New Covid Wave Surges in Uganda

Covid-19 cases are surging again in Uganda. The country is in a severe lockdown to restrict the spread of disease. Uganda’s president has deployed the military and shut down all vehicular movement except for essential workers. And less than 2% of the country is vaccinated.

The latest lockdown is a severe blow to The Market Project’s Nguvu Dairy, including the 153 workers and the lives of thousands of community members in northern Uganda who rely on the nutritious, locally-produced yogurt.

Donate Now

But thankfully, with special permits, The Market Project’s Nguvu Dairy may continue to operate as an essential service business. In the midst of the pandemic, we are carrying out our mission to create thriving businesses that help survivors of trauma, trafficking and exploitation find hope and flourish in healing workplaces. We are  bringing stability, provision, and hope in a time of fear and uncertainty.

The Market Project is working diligently to help Nguvu Dairy safely stay open and care for both its staff and the surrounding community. The efforts include strengthening workers’ health and safety, identifying new ways to transport unprocessed milk and packaged yogurt, and supplying personal provisions, as well as offering much needed financial stability and food security to the community.

To care for the health and safety of its staff, Nguvu Dairy is providing its workers with:

  • Personal Protective Equipment (PPE).
  • Hand sanitizer.
  • Regular Covid-19 testing.
  • A supportive environment with a genuine concern for the well-being of staff and family members.

Risks to personal safety are also on the rise due to the lockdown. One worker was roughed up by authorities and had his money and goods stolen. While Nguvu Dairy has secured all of the necessary permits for its staff to safely move its product and carry out its important mission of providing nutritious food to the community, the lockdown creates additional uncertainty.

Our Impact on Workers: Jobs and Income

Stable employment during a pandemic lockdown is truly prized and life-giving. Employment is already highly valued in Uganda due to the scarcity of job opportunities, and keeping Nguvu Dairy open and functioning means that all of 153 employees can continue to earn an income during this challenging time. One study on the immediate impact of the Covid-19 lockdown in 2020 on economic outcomes in rural Uganda reported that, compared to immediately before the lockdown, household income fell by 60 percent[1].

A Company that Strengthens the Community

The Market Project’s Nguvu Dairy not only positively changes workers’ lives; it also strengthens and helps the community.
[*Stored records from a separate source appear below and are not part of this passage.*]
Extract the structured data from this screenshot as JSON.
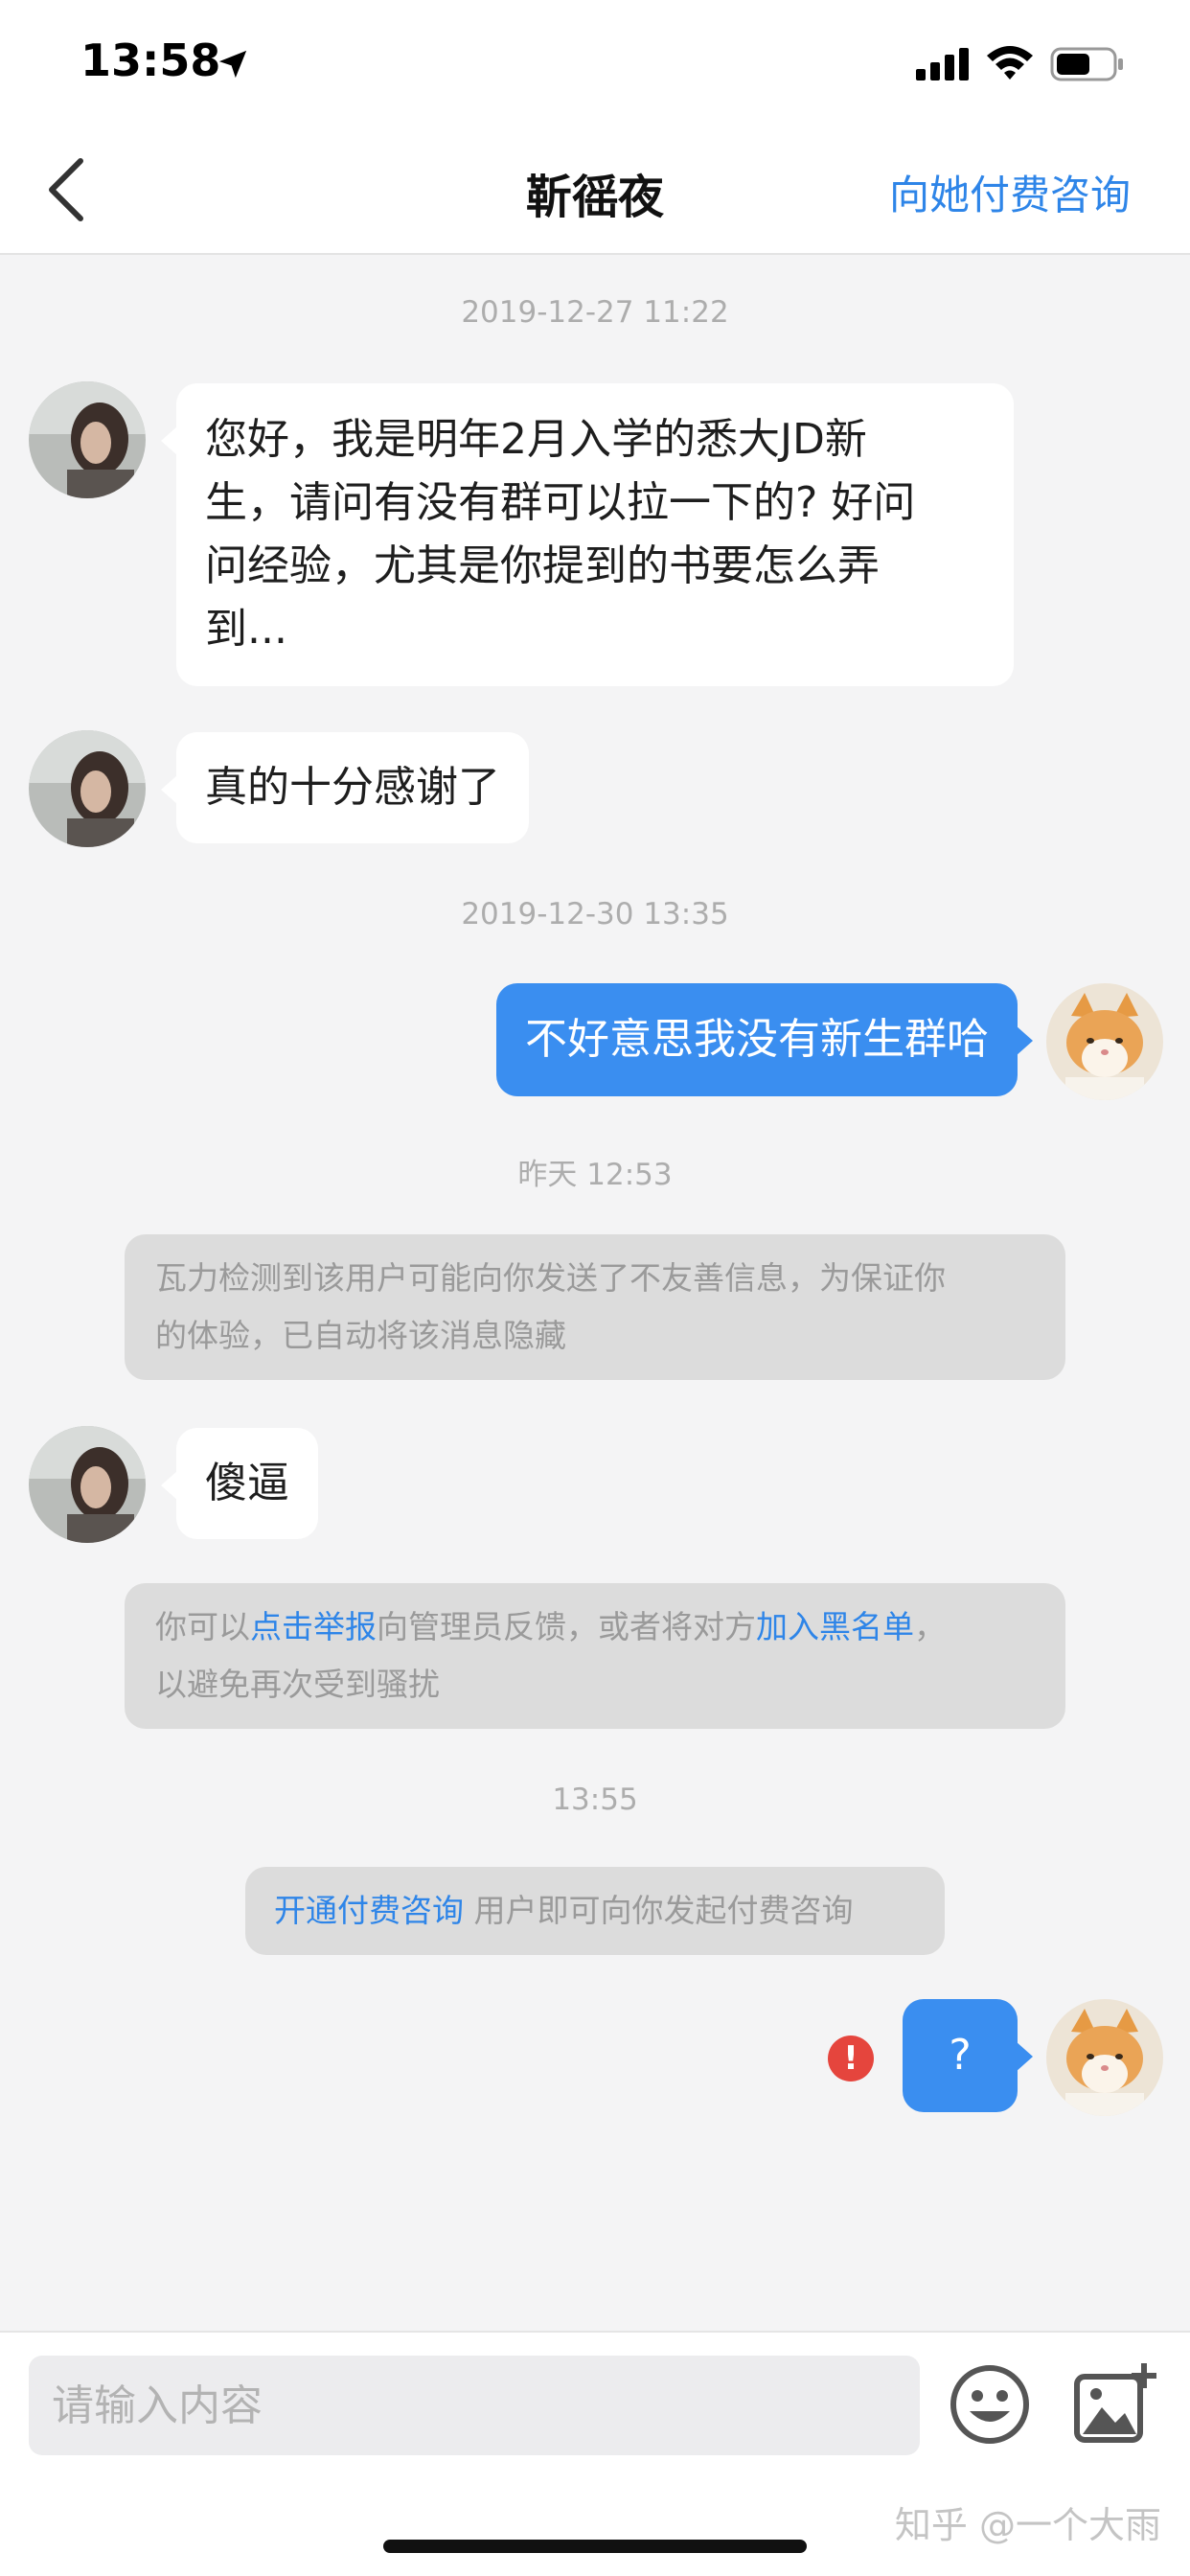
{
  "status_bar": {
    "time": "13:58",
    "icons": [
      "location-arrow-icon",
      "signal-icon",
      "wifi-icon",
      "battery-icon"
    ]
  },
  "nav": {
    "back_icon": "chevron-left-icon",
    "title": "靳徭夜",
    "action_label": "向她付费咨询"
  },
  "chat": {
    "timestamps": [
      "2019-12-27 11:22",
      "2019-12-30 13:35",
      "昨天 12:53",
      "13:55"
    ],
    "messages": [
      {
        "from": "other",
        "lines": [
          "您好，我是明年2月入学的悉大JD新",
          "生，请问有没有群可以拉一下的? 好问",
          "问经验，尤其是你提到的书要怎么弄",
          "到..."
        ]
      },
      {
        "from": "other",
        "text": "真的十分感谢了"
      },
      {
        "from": "me",
        "text": "不好意思我没有新生群哈"
      },
      {
        "from": "other",
        "text": "傻逼"
      },
      {
        "from": "me",
        "text": "?",
        "status": "failed"
      }
    ],
    "system_notes": {
      "hidden_notice": {
        "line1": "瓦力检测到该用户可能向你发送了不友善信息，为保证你",
        "line2": "的体验，已自动将该消息隐藏"
      },
      "report_notice": {
        "prefix": "你可以",
        "report_link": "点击举报",
        "middle": "向管理员反馈，或者将对方",
        "blacklist_link": "加入黑名单",
        "suffix": "，",
        "line2": "以避免再次受到骚扰"
      },
      "paid_notice": {
        "link": "开通付费咨询",
        "text": " 用户即可向你发起付费咨询"
      }
    }
  },
  "input_bar": {
    "placeholder": "请输入内容",
    "emoji_icon": "smiley-icon",
    "image_icon": "add-image-icon"
  },
  "watermark": "知乎 @一个大雨",
  "colors": {
    "accent": "#2e85e8",
    "outgoing_bubble": "#3a8ef0",
    "error": "#e5453d",
    "background": "#f4f4f5"
  }
}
We help families: we know that Nguvu staff support an average of five family members with their salaries, so many people will be fed through the continued employment of a Nguvu worker. We support farmers: the dairy farmers who sell milk to Nguvu Dairy have a reliable market, providing them income to support their families and communities.

We also improve food security. Nguvu Dairy’s yogurt helps stabilize the nutrition of the community in a time of food scarcity. In a report that assessed food security in Uganda during the pandemic, more than two-thirds of households experienced income shocks and worsened food security, with some respondents reporting skipping meals. Many worried if they would have enough food to eat[2]. At a time when supply chains are disrupted, having locally-available food that is highly nutritious and full of macronutrients is an essential service to the community. 

In order to fully comply with these new Covid-19 regulations, we are facing an additional $5,650 in monthly costs. Please partner with us to provide critical supplies to our frontline workers so they can operate safely and provide nutritious food in a time of scarcity.

Donate Now

References

  1. Mahreen Mahmud, Emma Riley, Household response to an extreme shock: Evidence on the immediate impact of the Covid-19 lockdown on economic outcomes and well-being in rural Uganda, World Development, Volume 140,2021, https://www.sciencedirect.com/science/article/pii/S0305750X20304459.
  2. Monica K. Kansiime, Justice A. Tambo, Idah Mugambi, Mary Bundi, Augustine Kara, Charles Owuor, COVID-19 implications on household income and food security in Kenya and Uganda: Findings from a rapid assessment, World Development, Volume 137, 2021, https://www.sciencedirect.com/science/article/pii/S0305750X20303260.